Impressions of “Dogfight: How Apple and Google Went to War and Started a Revolution,” by Fred Vogelstein

Recently I read Dogfight, a history of the shone war between Apple and Google. It is the latest history in the corporate history of the phone market that I have read. Though it benefits from certain perspectives of insiders, its largely duplicative of other books of this era. Yet a short section is vital to understanding the entire era.

From The Victorian Internet to Crystal Fire, the rise of telephony revolutionized society and created the modern tech center of Silicon Valley. Generation after generation of companies, from Bell Labs-Lucent to Alcatel-Lucent and even Blackberry, fell in this arena. As did other firms and platforms that are now almost forgotten, such as Nokia/Windows Phone and Motorola.

Dogfight follows the iOS and Android fight between Apple and Google. The best history of Apple in this period is Steve Jobs, Walter Isaacson’s famed biography, while Inside the Plex is an overview of Google – both written during the hottest part of the Apple-Google phone war. Each of those histories is more complete and provides more context for the actions during the era of the early iPhones and Androids than Dogfight. Unfortunately, much of Dogfight reads like a sportswriter’s play-by-play of a series, rather than the story of either the years dedicated to these projects or the corporate goals they represented.

Yet Dogfight does get one thing right: the importance of corporate politics in both goals. Despite different market positions (Apple was an incumbent) and different organizational structures (Google is organizational while Apple is functional) each company was hampered by internal politics.

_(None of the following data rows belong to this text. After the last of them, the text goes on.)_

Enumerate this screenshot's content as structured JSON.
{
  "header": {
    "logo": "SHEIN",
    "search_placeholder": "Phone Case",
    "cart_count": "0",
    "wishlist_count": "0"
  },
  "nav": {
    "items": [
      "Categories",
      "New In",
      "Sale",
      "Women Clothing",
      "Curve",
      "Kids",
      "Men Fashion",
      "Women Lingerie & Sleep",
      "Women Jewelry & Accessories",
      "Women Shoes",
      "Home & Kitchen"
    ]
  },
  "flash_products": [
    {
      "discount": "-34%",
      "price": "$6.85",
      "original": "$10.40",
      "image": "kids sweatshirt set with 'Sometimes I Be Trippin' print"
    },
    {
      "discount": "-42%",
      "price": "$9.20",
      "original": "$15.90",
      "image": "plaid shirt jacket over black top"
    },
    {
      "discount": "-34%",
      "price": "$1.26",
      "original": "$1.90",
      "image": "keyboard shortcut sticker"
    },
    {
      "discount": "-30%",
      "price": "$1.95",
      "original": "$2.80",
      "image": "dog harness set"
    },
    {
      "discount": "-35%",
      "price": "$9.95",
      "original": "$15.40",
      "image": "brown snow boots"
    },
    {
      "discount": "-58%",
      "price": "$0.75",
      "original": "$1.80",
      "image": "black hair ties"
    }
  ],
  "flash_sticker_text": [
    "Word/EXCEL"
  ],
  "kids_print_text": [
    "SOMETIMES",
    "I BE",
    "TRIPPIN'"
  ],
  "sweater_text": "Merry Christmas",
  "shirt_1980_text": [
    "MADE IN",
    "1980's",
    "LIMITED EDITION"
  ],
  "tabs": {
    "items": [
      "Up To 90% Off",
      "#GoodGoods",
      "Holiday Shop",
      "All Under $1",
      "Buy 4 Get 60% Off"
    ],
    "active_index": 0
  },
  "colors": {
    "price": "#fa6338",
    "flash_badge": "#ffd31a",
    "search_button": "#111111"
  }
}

Apple’s hardware and software divisions fought for resources (such as who should manage the software engineers writing tests for hardware components) which ultimately culminated in the marketing disaster of “antenna-gate.” Google, for its part, was initially focused on porting its apps to a large number of smartphone platforms, and in the early years of Android the Google Apps team treated Google Android as a second-class platform.

I read Dogfight by Fred Vogelstein in the Audible edition.